* EXERCISE PROMPT *
Please write out all of the records below exactly as they appear.

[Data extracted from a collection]
※
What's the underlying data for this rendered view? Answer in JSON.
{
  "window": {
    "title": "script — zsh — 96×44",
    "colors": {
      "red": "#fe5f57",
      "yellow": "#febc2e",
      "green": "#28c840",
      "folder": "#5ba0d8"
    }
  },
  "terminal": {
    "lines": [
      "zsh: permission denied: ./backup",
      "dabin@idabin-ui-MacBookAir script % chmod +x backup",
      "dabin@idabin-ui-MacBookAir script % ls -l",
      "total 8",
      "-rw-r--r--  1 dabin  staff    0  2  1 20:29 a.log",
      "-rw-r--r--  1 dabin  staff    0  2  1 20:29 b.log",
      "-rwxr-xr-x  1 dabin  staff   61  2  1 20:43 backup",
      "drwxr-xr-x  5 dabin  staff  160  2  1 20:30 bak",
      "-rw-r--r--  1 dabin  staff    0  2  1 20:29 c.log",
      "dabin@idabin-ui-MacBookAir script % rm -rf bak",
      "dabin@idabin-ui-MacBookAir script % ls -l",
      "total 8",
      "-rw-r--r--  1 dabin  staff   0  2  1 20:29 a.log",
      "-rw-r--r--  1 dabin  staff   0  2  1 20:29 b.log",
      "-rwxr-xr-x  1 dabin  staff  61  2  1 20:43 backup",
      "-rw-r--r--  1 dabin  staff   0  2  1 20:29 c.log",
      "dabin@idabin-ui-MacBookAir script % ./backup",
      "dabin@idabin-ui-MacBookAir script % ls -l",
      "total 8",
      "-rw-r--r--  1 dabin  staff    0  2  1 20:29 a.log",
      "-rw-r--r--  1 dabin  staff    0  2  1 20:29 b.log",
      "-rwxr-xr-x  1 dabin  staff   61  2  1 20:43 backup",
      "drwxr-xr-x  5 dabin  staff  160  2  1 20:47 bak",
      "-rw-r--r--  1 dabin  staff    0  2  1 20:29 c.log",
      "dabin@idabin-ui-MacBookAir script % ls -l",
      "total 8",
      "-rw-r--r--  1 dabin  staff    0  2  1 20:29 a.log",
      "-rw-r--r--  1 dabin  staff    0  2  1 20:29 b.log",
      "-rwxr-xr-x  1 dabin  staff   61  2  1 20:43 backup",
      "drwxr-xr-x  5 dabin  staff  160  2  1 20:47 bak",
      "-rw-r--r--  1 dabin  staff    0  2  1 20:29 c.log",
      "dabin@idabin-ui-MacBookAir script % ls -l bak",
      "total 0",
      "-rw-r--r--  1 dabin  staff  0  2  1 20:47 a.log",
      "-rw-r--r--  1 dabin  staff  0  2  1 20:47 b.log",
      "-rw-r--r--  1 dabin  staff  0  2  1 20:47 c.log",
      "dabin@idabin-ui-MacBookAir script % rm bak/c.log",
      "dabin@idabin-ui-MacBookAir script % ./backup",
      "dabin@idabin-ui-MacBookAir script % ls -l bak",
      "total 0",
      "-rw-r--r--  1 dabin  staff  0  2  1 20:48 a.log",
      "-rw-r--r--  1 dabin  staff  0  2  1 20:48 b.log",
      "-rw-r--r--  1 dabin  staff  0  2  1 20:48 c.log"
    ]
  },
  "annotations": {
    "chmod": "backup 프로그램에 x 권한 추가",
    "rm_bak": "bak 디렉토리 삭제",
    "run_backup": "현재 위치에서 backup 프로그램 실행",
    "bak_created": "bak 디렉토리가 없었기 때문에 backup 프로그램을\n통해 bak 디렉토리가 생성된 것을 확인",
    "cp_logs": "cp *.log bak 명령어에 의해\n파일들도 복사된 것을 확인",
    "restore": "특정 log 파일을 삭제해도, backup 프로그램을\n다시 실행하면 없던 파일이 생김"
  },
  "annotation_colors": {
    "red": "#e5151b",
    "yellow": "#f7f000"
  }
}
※
* RESPONSE TO THIS EXERCISE *
What's the underlying data for this rendered view? Answer in JSON.
{
  "window": {
    "title": "script — zsh — 96×44",
    "colors": {
      "red": "#fe5f57",
      "yellow": "#febc2e",
      "green": "#28c840",
      "folder": "#5ba0d8"
    }
  },
  "terminal": {
    "lines": [
      "zsh: permission denied: ./backup",
      "dabin@idabin-ui-MacBookAir script % chmod +x backup",
      "dabin@idabin-ui-MacBookAir script % ls -l",
      "total 8",
      "-rw-r--r--  1 dabin  staff    0  2  1 20:29 a.log",
      "-rw-r--r--  1 dabin  staff    0  2  1 20:29 b.log",
      "-rwxr-xr-x  1 dabin  staff   61  2  1 20:43 backup",
      "drwxr-xr-x  5 dabin  staff  160  2  1 20:30 bak",
      "-rw-r--r--  1 dabin  staff    0  2  1 20:29 c.log",
      "dabin@idabin-ui-MacBookAir script % rm -rf bak",
      "dabin@idabin-ui-MacBookAir script % ls -l",
      "total 8",
      "-rw-r--r--  1 dabin  staff   0  2  1 20:29 a.log",
      "-rw-r--r--  1 dabin  staff   0  2  1 20:29 b.log",
      "-rwxr-xr-x  1 dabin  staff  61  2  1 20:43 backup",
      "-rw-r--r--  1 dabin  staff   0  2  1 20:29 c.log",
      "dabin@idabin-ui-MacBookAir script % ./backup",
      "dabin@idabin-ui-MacBookAir script % ls -l",
      "total 8",
      "-rw-r--r--  1 dabin  staff    0  2  1 20:29 a.log",
      "-rw-r--r--  1 dabin  staff    0  2  1 20:29 b.log",
      "-rwxr-xr-x  1 dabin  staff   61  2  1 20:43 backup",
      "drwxr-xr-x  5 dabin  staff  160  2  1 20:47 bak",
      "-rw-r--r--  1 dabin  staff    0  2  1 20:29 c.log",
      "dabin@idabin-ui-MacBookAir script % ls -l",
      "total 8",
      "-rw-r--r--  1 dabin  staff    0  2  1 20:29 a.log",
      "-rw-r--r--  1 dabin  staff    0  2  1 20:29 b.log",
      "-rwxr-xr-x  1 dabin  staff   61  2  1 20:43 backup",
      "drwxr-xr-x  5 dabin  staff  160  2  1 20:47 bak",
      "-rw-r--r--  1 dabin  staff    0  2  1 20:29 c.log",
      "dabin@idabin-ui-MacBookAir script % ls -l bak",
      "total 0",
      "-rw-r--r--  1 dabin  staff  0  2  1 20:47 a.log",
      "-rw-r--r--  1 dabin  staff  0  2  1 20:47 b.log",
      "-rw-r--r--  1 dabin  staff  0  2  1 20:47 c.log",
      "dabin@idabin-ui-MacBookAir script % rm bak/c.log",
      "dabin@idabin-ui-MacBookAir script % ./backup",
      "dabin@idabin-ui-MacBookAir script % ls -l bak",
      "total 0",
      "-rw-r--r--  1 dabin  staff  0  2  1 20:48 a.log",
      "-rw-r--r--  1 dabin  staff  0  2  1 20:48 b.log",
      "-rw-r--r--  1 dabin  staff  0  2  1 20:48 c.log"
    ]
  },
  "annotations": {
    "chmod": "backup 프로그램에 x 권한 추가",
    "rm_bak": "bak 디렉토리 삭제",
    "run_backup": "현재 위치에서 backup 프로그램 실행",
    "bak_created": "bak 디렉토리가 없었기 때문에 backup 프로그램을\n통해 bak 디렉토리가 생성된 것을 확인",
    "cp_logs": "cp *.log bak 명령어에 의해\n파일들도 복사된 것을 확인",
    "restore": "특정 log 파일을 삭제해도, backup 프로그램을\n다시 실행하면 없던 파일이 생김"
  },
  "annotation_colors": {
    "red": "#e5151b",
    "yellow": "#f7f000"
  }
}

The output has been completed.